- Arizona Corporation Commissioner (ACC) Andy Tobin resigned on Thursday, as Republican Gov. Doug Ducey tapped him to be director of the state Department of Administration.
- Ducey also appointed Lea Marquez Peterson in a separate same-day announcement to take over Tobin's seat on the ACC. Marquez Peterson formerly led the Tucson Hispanic Chamber of Commerce as CEO and worked with utilities like Tucson Electric and Power and Arizona Public Service in that role.
- The ACC position "did not hold me back from taking what I think is a position where I can help rural Arizona more," Tobin told Utility Dive, adding that his frustration with staff did not play a role in the shakeup. However, during the commission's monthly public hearing in April, he criticized how unelected staff have slowed down his PURPA amendment and his energy modernization plan.
Tobin, who refers to himself as one of the most conservative members of the commission, began serving on the ACC in 2016 and was critical to establishing a moratorium on new gas developments and getting the solar net metering docket approved. He told Utility Dive that the ACC staff has an outsized control over commissioners and the ACC agenda although they are not elected officials.

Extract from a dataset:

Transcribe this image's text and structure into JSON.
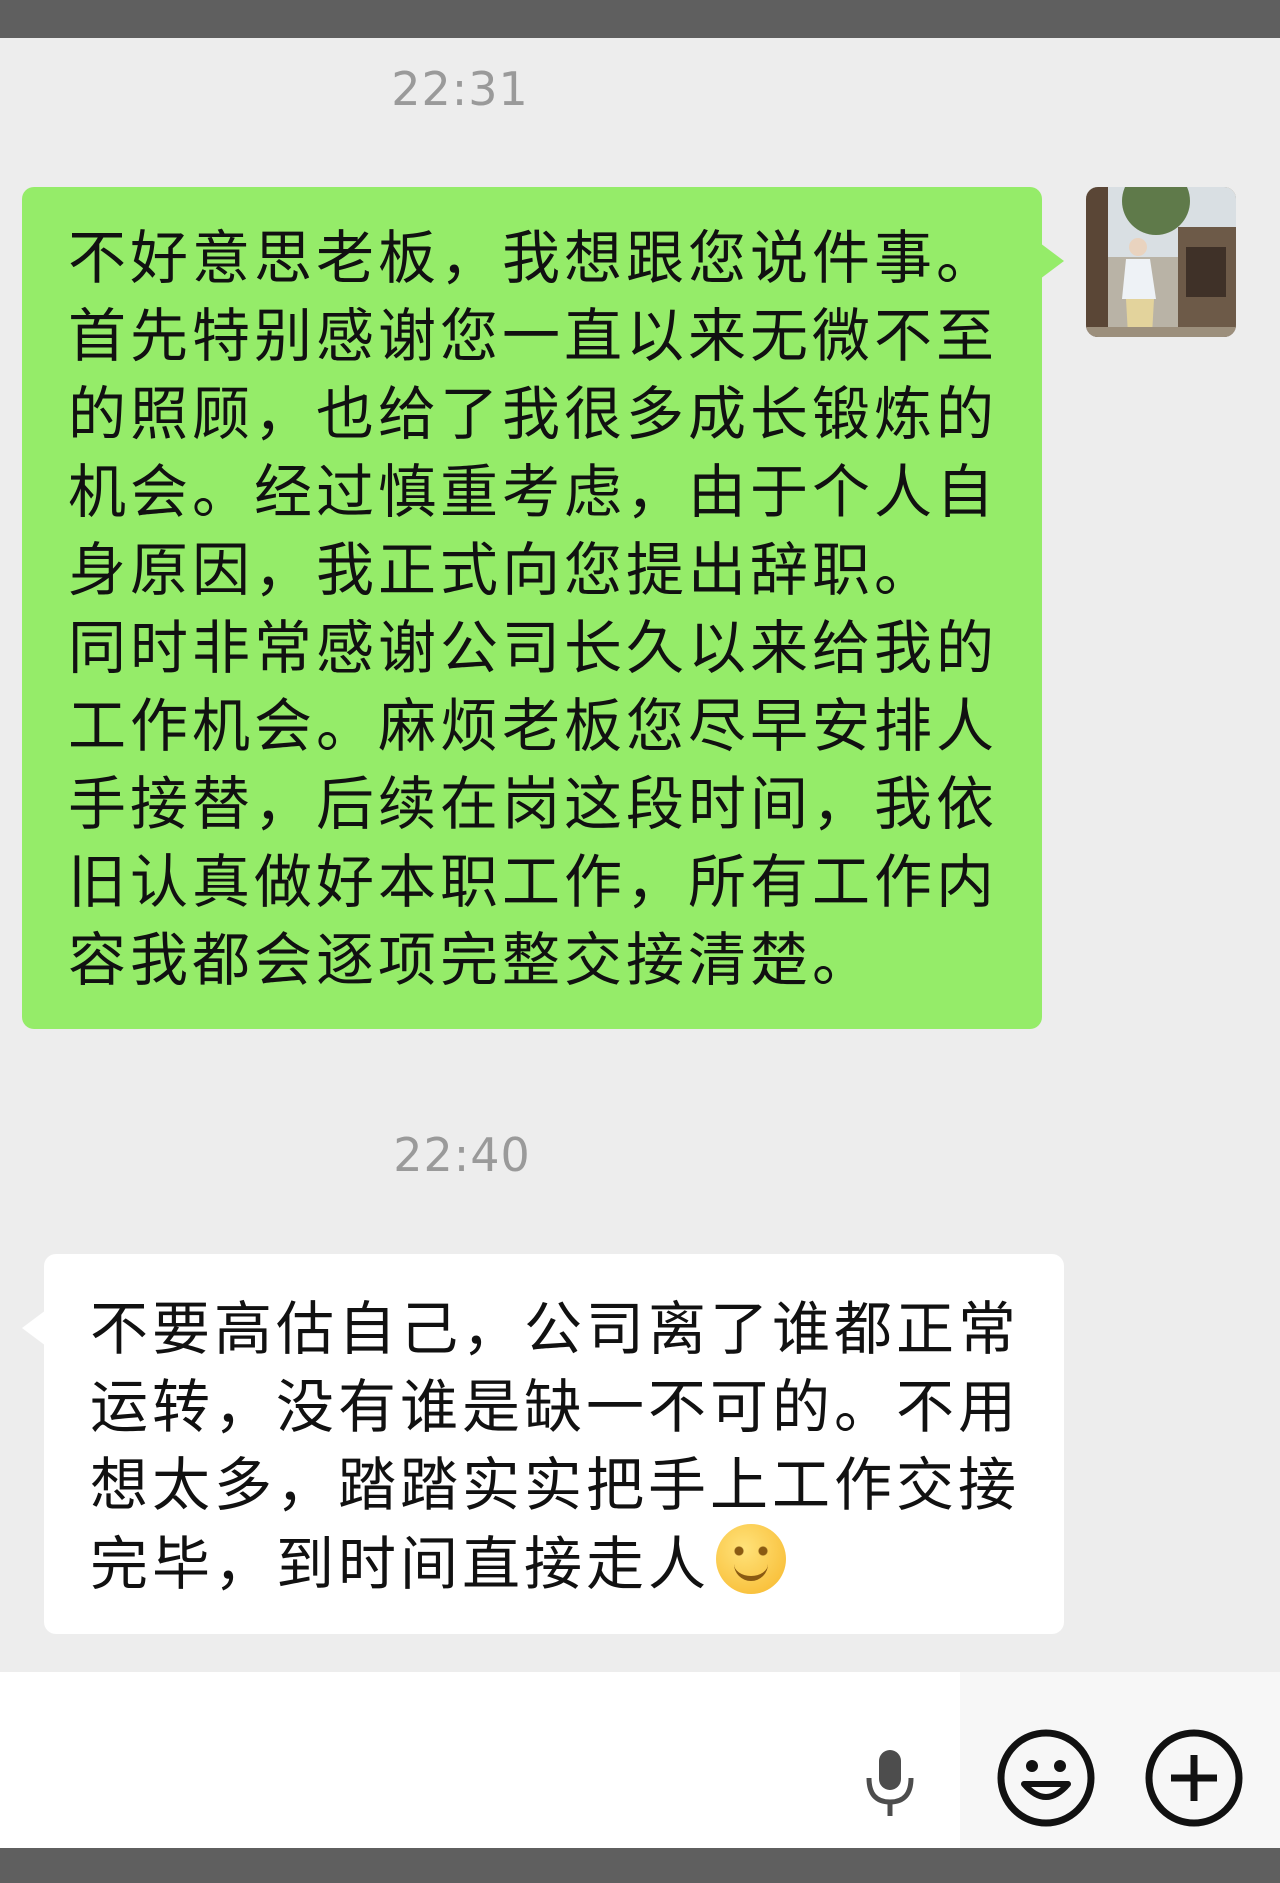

"When they're trying to tell me that my [energy modernization] plan and then PURPA needed more time... their due process is when it's appropriate for them," Tobin said in an interview in April, following the release of a nearly 100-page ACC staff plan on energy modernization.
Tobin's energy modernization plan has yet to reach a vote, and Commissioner Sandra Kennedy, D, also submitted an energy modernization plan in February. He saw similarities between his plan and the staff's, which among other things included his storage component, requiring utilities to roll out 3 GW of energy storage by 2030.
"One of the things that will help [advance energy modernization] is my name won't be on it," Tobin said. "They're all trying to fight for credit."
Tobin's staff delivered his resignation letter on Thursday, which was effective as of the previous day at 11:59 p.m., according to ACC spokesperson Holly Ward. "The letter was the point when the Commission was officially informed," she told Utility Dive via email.
ACC Chairman Bob Burns told AZ Central that he was not told of the appointment of Marquez Peterson and had anticipated "communication between the Governor's office and the commission on the selection," which was not the case.
Marquez Peterson received donations for her congressional run in 2018 from Tucson Electric Power and APS' parent company, Pinnacle West. She confirmed to local reporters that while she was tapped to finish Tobin's term, she will will not accept money from utilities if she runs for the commission in 2020.
PURPA frustrations and due process
As in the April hearing, Tobin insisted on Thursday that ACC staff has misled commissioners, specifically Kennedy, regarding due process at the commission, in order to shift priorities to benefit utilities.
As the sole Democrat on the commission, Kennedy voted to reject Tobin's proposed PURPA amendment in April due to alleged problems with the ACC's due process, and Tobin views her as the deciding vote.
In a letter explaining her vote to originally dissent in April, Kennedy quoted concerns from the ACC chief counsel that the PURPA order could be appealed without due process.
"I object to this 'sixth commissioner' sitting here advocating for a practice... now finding another reason, another purpose for us to further delay this vote," Tobin said during the April hearing.
The proposal sought to set a 15-year minimum for contracts involving qualifying facilities under the Public Utility Regulatory Policy Act (PURPA) as soon as possible, as projects must break ground before the start of 2020 to qualify for credit.
During the May meeting, the remaining four commissioners advanced the PURPA hearing to August — staff had advised waiting until November at the April meeting, due to available bandwidth on other projects.
In November, the ACC will also have a hearing with Arizona Public Service, UNS Electric and Tucson Electric Power, which are seeking to establish a two-year maximum for contracts involving solar facilities over 100 kW. The prospect of such a short power purchase agreement is unattractive to developers.